The opening of the exhibition, in the premises of the Ente Cassa di Risparmio di Firenze, was attended by 300 of the city’s elite. It was as if the nobility of the portraits of the Uffizi art gallery had stepped out of their frames to honour Annigoni, whose paintings continued the traditions of the renaissance. The Corriere della Sera and La Repubblica gave prominent coverage to the event. The young politician and Florence mayor Matteo Renzi said in his speech that in northern Italy Annigoni’s significance to art is parallel to that of Olivetti to industry.
Annigoni’s early portraits of Lehtonen are shown in a section entitled Opere rare o inedited. The 240-page catalogue also includes brief description of Lehtonen as a writer and an account of that night in Florence in 1931.
Translated by Hildi Hawkins
Critical edition, edited by Juhani Niemi et al.
Swedish-language letters translated into Finnish by Juhani Lindholm and Ossi Kokko
Helsinki: Suomalaisen Kirjallisuuden Seura (the Finnish Literature Society), 2012. 426 p, two map drawings
€ 43, paperback
In his poetry, plays and masterly novel Seitsemän veljestä (Seven Brothers, 1870), Aleksis Kivi (1834–72) laid the foundations of Finnish fiction. Kivi died an early death, impoverished and mentally ill. In this critical edition seventy of his letters and three letters received by him are presented with notes and an introduction. Most of the book consists of background articles and supplementary items. Professor Jyrki Nummi provides an interesting analysis of biographies of Kivi. The other authors discuss, for example the literature Kivi drew on in his own works: he had read world classics in Swedish, but in Finnish there was not yet much to read apart from the folk poetry. Other topics of discussion are Kivi’s skill in using Swedish – the language of the educated class in Finland – and what his letters reveal about his network of acquaintances. The letters are grouped in chronological order, with introductions by Professor Emeritus Juhani Niemi. Most of the letters are comparatively short, sent to relatives and friends. They reflect Kivi’s attitude towards his own work, as well as his worries about his financial situation and declining health.
Translated by David McDuff
30 June 2013 | This 'n' that
Helsinki is relatively young city, Finnish literature even younger.
Flushed with a huge wave of migration at the beginning of the 20th century, the capital and its people went through the dramatic times of gaining independence and the Civil War (1917–18). The capital – since 1812 – and the life experiences of its inhabitants have been plentifully featured in Finnish fiction.
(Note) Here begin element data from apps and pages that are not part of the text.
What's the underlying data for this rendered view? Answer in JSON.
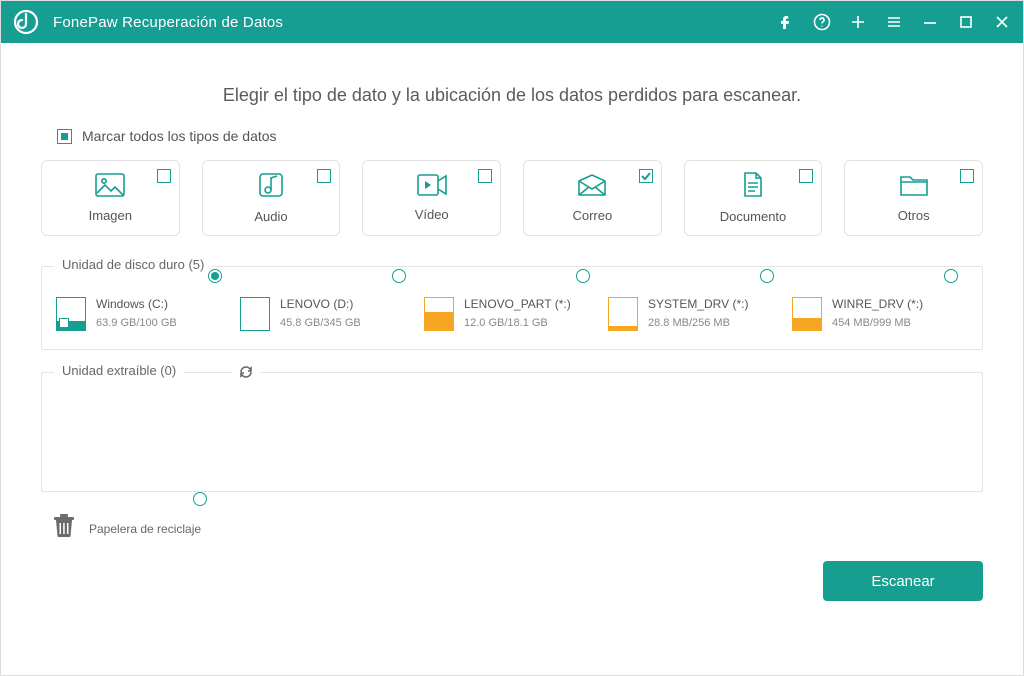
{
  "titlebar": {
    "app_name": "FonePaw Recuperación de Datos"
  },
  "main": {
    "headline": "Elegir el tipo de dato y la ubicación de los datos perdidos para escanear.",
    "check_all_label": "Marcar todos los tipos de datos",
    "types": [
      {
        "label": "Imagen",
        "checked": false
      },
      {
        "label": "Audio",
        "checked": false
      },
      {
        "label": "Vídeo",
        "checked": false
      },
      {
        "label": "Correo",
        "checked": true
      },
      {
        "label": "Documento",
        "checked": false
      },
      {
        "label": "Otros",
        "checked": false
      }
    ],
    "hdd_section_label": "Unidad de disco duro (5)",
    "drives": [
      {
        "name": "Windows (C:)",
        "capacity": "63.9 GB/100 GB",
        "selected": true,
        "fill_pct": 28,
        "theme": "teal",
        "win": true
      },
      {
        "name": "LENOVO (D:)",
        "capacity": "45.8 GB/345 GB",
        "selected": false,
        "fill_pct": 0,
        "theme": "teal",
        "win": false
      },
      {
        "name": "LENOVO_PART (*:)",
        "capacity": "12.0 GB/18.1 GB",
        "selected": false,
        "fill_pct": 55,
        "theme": "orange",
        "win": false
      },
      {
        "name": "SYSTEM_DRV (*:)",
        "capacity": "28.8 MB/256 MB",
        "selected": false,
        "fill_pct": 12,
        "theme": "orange",
        "win": false
      },
      {
        "name": "WINRE_DRV (*:)",
        "capacity": "454 MB/999 MB",
        "selected": false,
        "fill_pct": 36,
        "theme": "orange",
        "win": false
      }
    ],
    "removable_section_label": "Unidad extraíble (0)",
    "recycle_label": "Papelera de reciclaje",
    "scan_button": "Escanear"
  }
}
In his doctoral dissertation, Lieven Ameel has concentrated on a period of Finnish literary history. His Moved by the City: Experiences of Helsinki in Finnish Prose Fiction 1889–1941 (2013, Department of Finnish, Finno-Ugrian and Scandinavian Studies, University of Helsinki) examines more than sixty novels, collections of short stories and individual short stories portraying the city: how do the characters experience this urban public space? (Popular – crime fiction, for example – and children’s literature are excluded.) More…